Getting Down to the Nuts and Bolts at SAP Financials 2017

At Financials 2017, the March conference organized by SAPInsider for organizations that use SAP for financial processes, there was continued curiosity—and hesitancy—about new solutions like S/4HANA. During the Las Vegas event, we also heard lots from attendees about challenges with nuts-and-bolts financial processes in SAP like reporting and uploading budget data and journal entries.

The Finer Details of S/4HANA and Finance
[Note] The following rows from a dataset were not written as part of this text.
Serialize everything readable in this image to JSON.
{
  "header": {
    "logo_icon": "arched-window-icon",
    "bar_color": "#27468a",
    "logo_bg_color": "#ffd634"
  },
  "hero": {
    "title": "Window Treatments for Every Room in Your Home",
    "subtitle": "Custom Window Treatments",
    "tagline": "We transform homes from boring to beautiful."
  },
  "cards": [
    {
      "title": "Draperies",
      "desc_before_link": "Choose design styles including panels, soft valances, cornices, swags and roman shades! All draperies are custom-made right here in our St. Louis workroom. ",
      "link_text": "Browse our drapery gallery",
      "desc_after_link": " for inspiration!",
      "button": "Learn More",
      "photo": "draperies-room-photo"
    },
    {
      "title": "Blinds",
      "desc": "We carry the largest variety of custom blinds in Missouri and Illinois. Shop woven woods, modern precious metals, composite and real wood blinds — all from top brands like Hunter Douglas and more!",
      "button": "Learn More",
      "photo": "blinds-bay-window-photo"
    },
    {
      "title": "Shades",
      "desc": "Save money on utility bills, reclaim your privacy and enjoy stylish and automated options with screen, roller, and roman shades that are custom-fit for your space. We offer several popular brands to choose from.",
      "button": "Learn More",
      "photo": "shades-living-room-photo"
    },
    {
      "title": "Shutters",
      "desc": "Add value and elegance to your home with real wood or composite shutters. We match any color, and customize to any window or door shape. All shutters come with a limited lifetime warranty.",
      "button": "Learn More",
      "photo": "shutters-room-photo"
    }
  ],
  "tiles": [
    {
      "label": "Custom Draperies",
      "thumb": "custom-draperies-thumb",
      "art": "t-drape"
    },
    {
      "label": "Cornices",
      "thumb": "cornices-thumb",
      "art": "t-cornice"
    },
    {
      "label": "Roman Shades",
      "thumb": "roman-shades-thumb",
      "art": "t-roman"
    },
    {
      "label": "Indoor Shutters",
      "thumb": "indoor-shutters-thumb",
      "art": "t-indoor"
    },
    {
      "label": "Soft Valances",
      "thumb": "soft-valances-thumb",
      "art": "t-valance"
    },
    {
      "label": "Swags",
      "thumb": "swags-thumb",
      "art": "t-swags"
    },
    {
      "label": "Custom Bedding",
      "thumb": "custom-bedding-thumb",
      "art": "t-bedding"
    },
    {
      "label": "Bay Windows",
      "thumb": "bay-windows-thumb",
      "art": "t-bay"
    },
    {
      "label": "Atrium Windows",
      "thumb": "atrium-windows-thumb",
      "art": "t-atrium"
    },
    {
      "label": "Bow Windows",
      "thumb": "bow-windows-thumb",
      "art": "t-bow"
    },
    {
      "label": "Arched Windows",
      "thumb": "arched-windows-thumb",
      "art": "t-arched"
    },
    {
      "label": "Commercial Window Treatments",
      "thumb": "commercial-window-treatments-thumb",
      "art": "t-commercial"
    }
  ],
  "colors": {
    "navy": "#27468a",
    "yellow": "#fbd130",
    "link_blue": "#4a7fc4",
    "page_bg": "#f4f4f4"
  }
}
As expected, there were many sessions on the S/4HANA ERP business suite built on the HANA in-memory computing platform, by both SAP and consulting groups. In conversations, however, it seemed that few or none of the session attendees were actually live on S/4HANA, with many mentioning a two- to four-year time frame for migration or simply not even knowing when it would occur. Overall, there was greater understanding of S/4HANA at a high level and less general anxiety around it compared with last year. But, there was still a good bit of confusion on the details surrounding various versions and conversion paths.

S/4HANA sessions were well attended, with lots of questions from the audience about the finer details of implementation. In that vein, customer stories were very popular (albeit scarce) this year. In one, Day & Zimmerman presented with PwC about its upcoming SAP S/4HANA Finance 1605 migration. The audience was so confused by the many migration steps and ultimate architecture that the session ran out of time before the presentation finished due to all the questions.

As for other new solutions, there was less noise at this event about the new Fiori interface and the SAP Business Objects Analysis for Microsoft Office add-in, which supports reporting, analysis and BI presentations. This was possibly because of a less IT-focused audience than at our last larger SAP events, SAP TechEd and SAPPHIRE NOW/ASUG.

Nuts and Bolts Finance

When it came to booth chatter at Financials 2017, it was all about finding the least painful way to execute basic financial processes like reporting, budget planning, and journal entries. Some of the common themes around those topics were:

  • Reporting (current, future and past): To expedite reporting, attendees wanted to close current gaps in standard/custom SAP reports, which seem to still prevail for financial processes. Specifically mentioned were issues with ad hoc reports, financial statements (balance sheet and income statement), and managerial reports for understanding profitability and costs. For example, many who use Cost Center and/or Projects Systems struggle with ad hoc reporting in SAP, which is usually manual and inefficient. Looking to the future, booth visitors were looking for alternative reporting products that are S/4HANA certified. Looking at the past, they also want products that work with all T-codes (ALV, non-ALV, custom) to support custom reports developed over the years. In addition, they sought products that access and drill into data outside the FI/CO module, such as the MM module.
  • Planning: Many booth visitors used tools like SAP BusinessObjects Planning and Consolidation (BPC) or Hyperion that satisfied their planning needs. For those who didn’t have an enterprise tool, Excel remains highly popular for budget planning, although there was interest in alternative Excel-based tools that link directly to SAP data as opposed to standalone spreadsheets. Some BPC users were interested in these alternative planning tools even if they had BPC due to their ease-of-use, Excel interface, and ability to expedite planning at a low price-point. Overall, the primary complaints we heard about budget planning in SAP were that it’s time consuming, inflexible, doesn’t support rolling forecasts, provides poor data quality, and plans are outdated once finalized.
  • Journal Entries: SAP restrictions in uploading of financial entries (journal entries both large and small, multi-vendor invoices, intercompany transactions, etc.) was also a bottleneck attendees wanted to break. About half of those we spoke with were using manual processes for entering journals, which they said introduced errors and took too long. The other half used custom journal entry uploaders. For those doing manual entries into SAP, the idea of doing journal entries or even miscellaneous invoices from a single Excel spreadsheet was very enticing.

In addition to the nuts and bolts of reporting, planning and journal entries, attendees at Financials 2017 were taking a big-picture look at the overall value of tools used in their financial processes. Cost-effective alternatives to expensive and sometimes overly sophisticated systems like BPC and Hyperion were a big draw as many companies focus on improving cost control and efficiency.

Interested in learning how insightsoftware can help simplify your financial reporting? Request a free demo today.